* **TASK STATEMENT**
Copy the data exactly. No line may be skipped.

------ EXERCISE INPUT ------

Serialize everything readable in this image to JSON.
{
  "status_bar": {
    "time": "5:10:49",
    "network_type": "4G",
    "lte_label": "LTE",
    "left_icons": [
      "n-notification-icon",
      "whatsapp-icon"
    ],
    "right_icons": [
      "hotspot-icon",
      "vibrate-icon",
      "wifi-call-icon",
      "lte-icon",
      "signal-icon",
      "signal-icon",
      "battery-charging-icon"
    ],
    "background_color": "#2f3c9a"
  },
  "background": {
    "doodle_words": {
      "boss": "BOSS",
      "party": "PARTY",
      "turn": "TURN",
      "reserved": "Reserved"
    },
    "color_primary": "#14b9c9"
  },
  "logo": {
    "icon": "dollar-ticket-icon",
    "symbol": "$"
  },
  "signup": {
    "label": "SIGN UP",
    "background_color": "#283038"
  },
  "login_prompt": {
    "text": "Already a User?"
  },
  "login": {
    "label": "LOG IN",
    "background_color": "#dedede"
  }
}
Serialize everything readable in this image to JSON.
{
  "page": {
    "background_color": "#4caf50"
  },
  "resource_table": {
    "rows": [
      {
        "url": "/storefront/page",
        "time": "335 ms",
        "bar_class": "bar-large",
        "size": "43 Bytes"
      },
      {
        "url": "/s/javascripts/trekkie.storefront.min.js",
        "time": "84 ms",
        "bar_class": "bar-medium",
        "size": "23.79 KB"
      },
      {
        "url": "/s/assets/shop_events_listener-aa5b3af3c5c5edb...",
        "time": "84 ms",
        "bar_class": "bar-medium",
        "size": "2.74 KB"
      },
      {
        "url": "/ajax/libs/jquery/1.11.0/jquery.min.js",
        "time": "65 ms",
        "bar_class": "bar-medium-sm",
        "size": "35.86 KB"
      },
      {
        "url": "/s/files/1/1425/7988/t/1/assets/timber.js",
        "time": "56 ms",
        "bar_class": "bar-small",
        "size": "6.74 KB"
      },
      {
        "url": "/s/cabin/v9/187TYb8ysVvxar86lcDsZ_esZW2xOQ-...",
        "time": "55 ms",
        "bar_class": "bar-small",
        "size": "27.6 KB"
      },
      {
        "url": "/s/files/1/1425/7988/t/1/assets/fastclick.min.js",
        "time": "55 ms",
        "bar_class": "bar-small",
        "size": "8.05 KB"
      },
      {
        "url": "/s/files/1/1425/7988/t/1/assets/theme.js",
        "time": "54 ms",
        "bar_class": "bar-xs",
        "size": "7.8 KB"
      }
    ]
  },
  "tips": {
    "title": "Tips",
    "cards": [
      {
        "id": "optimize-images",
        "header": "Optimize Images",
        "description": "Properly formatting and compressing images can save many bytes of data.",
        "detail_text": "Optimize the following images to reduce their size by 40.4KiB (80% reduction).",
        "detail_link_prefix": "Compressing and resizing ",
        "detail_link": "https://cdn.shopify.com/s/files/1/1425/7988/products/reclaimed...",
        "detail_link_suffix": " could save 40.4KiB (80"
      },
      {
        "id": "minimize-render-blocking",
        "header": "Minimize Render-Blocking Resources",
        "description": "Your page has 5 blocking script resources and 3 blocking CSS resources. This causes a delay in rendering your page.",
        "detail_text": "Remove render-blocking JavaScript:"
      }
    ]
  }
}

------

* **ANSWER BOX**
Serialize everything readable in this image to JSON.
{
  "status_bar": {
    "time": "5:10:49",
    "network_type": "4G",
    "lte_label": "LTE",
    "left_icons": [
      "n-notification-icon",
      "whatsapp-icon"
    ],
    "right_icons": [
      "hotspot-icon",
      "vibrate-icon",
      "wifi-call-icon",
      "lte-icon",
      "signal-icon",
      "signal-icon",
      "battery-charging-icon"
    ],
    "background_color": "#2f3c9a"
  },
  "background": {
    "doodle_words": {
      "boss": "BOSS",
      "party": "PARTY",
      "turn": "TURN",
      "reserved": "Reserved"
    },
    "color_primary": "#14b9c9"
  },
  "logo": {
    "icon": "dollar-ticket-icon",
    "symbol": "$"
  },
  "signup": {
    "label": "SIGN UP",
    "background_color": "#283038"
  },
  "login_prompt": {
    "text": "Already a User?"
  },
  "login": {
    "label": "LOG IN",
    "background_color": "#dedede"
  }
}
Serialize everything readable in this image to JSON.
{
  "page": {
    "background_color": "#4caf50"
  },
  "resource_table": {
    "rows": [
      {
        "url": "/storefront/page",
        "time": "335 ms",
        "bar_class": "bar-large",
        "size": "43 Bytes"
      },
      {
        "url": "/s/javascripts/trekkie.storefront.min.js",
        "time": "84 ms",
        "bar_class": "bar-medium",
        "size": "23.79 KB"
      },
      {
        "url": "/s/assets/shop_events_listener-aa5b3af3c5c5edb...",
        "time": "84 ms",
        "bar_class": "bar-medium",
        "size": "2.74 KB"
      },
      {
        "url": "/ajax/libs/jquery/1.11.0/jquery.min.js",
        "time": "65 ms",
        "bar_class": "bar-medium-sm",
        "size": "35.86 KB"
      },
      {
        "url": "/s/files/1/1425/7988/t/1/assets/timber.js",
        "time": "56 ms",
        "bar_class": "bar-small",
        "size": "6.74 KB"
      },
      {
        "url": "/s/cabin/v9/187TYb8ysVvxar86lcDsZ_esZW2xOQ-...",
        "time": "55 ms",
        "bar_class": "bar-small",
        "size": "27.6 KB"
      },
      {
        "url": "/s/files/1/1425/7988/t/1/assets/fastclick.min.js",
        "time": "55 ms",
        "bar_class": "bar-small",
        "size": "8.05 KB"
      },
      {
        "url": "/s/files/1/1425/7988/t/1/assets/theme.js",
        "time": "54 ms",
        "bar_class": "bar-xs",
        "size": "7.8 KB"
      }
    ]
  },
  "tips": {
    "title": "Tips",
    "cards": [
      {
        "id": "optimize-images",
        "header": "Optimize Images",
        "description": "Properly formatting and compressing images can save many bytes of data.",
        "detail_text": "Optimize the following images to reduce their size by 40.4KiB (80% reduction).",
        "detail_link_prefix": "Compressing and resizing ",
        "detail_link": "https://cdn.shopify.com/s/files/1/1425/7988/products/reclaimed...",
        "detail_link_suffix": " could save 40.4KiB (80"
      },
      {
        "id": "minimize-render-blocking",
        "header": "Minimize Render-Blocking Resources",
        "description": "Your page has 5 blocking script resources and 3 blocking CSS resources. This causes a delay in rendering your page.",
        "detail_text": "Remove render-blocking JavaScript:"
      }
    ]
  }
}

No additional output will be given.